> _DATA TO PROCESS_
☆ ☆ ☆ ☆ ☆ ☆ ☆
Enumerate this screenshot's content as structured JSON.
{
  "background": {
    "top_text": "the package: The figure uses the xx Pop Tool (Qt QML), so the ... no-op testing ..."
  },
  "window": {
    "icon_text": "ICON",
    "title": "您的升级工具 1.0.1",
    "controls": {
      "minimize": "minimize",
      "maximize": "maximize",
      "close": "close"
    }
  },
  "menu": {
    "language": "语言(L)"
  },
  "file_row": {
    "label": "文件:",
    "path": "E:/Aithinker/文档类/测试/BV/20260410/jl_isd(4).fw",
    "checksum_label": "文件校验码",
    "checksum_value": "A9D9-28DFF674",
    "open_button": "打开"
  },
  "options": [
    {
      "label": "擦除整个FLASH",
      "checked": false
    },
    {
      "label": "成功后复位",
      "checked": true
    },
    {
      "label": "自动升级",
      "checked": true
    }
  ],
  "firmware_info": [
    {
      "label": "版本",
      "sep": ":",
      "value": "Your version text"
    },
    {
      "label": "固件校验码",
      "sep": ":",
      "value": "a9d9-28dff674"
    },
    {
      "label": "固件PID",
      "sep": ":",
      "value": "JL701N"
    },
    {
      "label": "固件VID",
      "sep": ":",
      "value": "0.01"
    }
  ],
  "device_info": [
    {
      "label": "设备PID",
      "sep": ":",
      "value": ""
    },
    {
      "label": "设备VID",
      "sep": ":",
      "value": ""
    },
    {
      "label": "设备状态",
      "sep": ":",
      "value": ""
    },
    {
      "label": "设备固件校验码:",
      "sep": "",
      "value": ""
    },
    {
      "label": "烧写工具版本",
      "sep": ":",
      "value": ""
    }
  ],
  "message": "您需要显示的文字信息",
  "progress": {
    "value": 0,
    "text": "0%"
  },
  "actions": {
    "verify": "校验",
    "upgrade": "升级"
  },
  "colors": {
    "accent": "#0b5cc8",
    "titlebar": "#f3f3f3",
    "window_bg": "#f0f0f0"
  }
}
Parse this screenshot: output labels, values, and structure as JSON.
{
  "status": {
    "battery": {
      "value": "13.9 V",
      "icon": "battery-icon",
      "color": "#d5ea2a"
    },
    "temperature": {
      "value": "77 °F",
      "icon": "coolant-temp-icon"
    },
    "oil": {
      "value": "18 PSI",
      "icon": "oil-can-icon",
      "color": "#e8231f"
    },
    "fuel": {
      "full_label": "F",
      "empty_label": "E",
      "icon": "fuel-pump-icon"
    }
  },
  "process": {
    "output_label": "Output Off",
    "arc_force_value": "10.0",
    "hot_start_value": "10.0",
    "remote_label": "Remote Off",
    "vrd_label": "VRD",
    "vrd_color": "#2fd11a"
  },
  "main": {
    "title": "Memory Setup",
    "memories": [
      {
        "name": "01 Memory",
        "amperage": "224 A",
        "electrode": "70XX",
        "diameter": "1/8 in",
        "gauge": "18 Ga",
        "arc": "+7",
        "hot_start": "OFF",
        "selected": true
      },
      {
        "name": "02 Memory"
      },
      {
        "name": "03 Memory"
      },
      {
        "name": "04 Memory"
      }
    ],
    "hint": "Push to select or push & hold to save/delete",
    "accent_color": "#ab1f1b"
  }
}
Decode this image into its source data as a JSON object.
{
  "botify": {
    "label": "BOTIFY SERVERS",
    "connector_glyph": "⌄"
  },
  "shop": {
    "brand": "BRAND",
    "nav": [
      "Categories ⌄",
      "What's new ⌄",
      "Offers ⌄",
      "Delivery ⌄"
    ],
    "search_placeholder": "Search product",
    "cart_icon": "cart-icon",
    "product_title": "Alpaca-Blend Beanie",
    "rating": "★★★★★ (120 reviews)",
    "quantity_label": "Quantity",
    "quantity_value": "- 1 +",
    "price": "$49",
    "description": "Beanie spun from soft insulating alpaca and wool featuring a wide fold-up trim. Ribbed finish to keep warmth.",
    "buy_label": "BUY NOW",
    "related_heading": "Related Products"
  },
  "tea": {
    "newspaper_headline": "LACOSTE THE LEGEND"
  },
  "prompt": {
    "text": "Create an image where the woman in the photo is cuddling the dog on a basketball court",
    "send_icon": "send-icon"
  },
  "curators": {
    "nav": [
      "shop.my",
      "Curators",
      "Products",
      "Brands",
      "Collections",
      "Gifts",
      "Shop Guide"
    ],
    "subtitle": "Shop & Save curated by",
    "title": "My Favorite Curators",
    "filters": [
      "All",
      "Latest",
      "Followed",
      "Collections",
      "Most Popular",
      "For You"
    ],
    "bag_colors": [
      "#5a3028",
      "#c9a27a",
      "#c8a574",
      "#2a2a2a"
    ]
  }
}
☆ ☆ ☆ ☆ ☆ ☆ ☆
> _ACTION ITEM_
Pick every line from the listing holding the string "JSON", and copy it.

> _YOUR RESPONSE_
Enumerate this screenshot's content as structured JSON.
Parse this screenshot: output labels, values, and structure as JSON.
Decode this image into its source data as a JSON object.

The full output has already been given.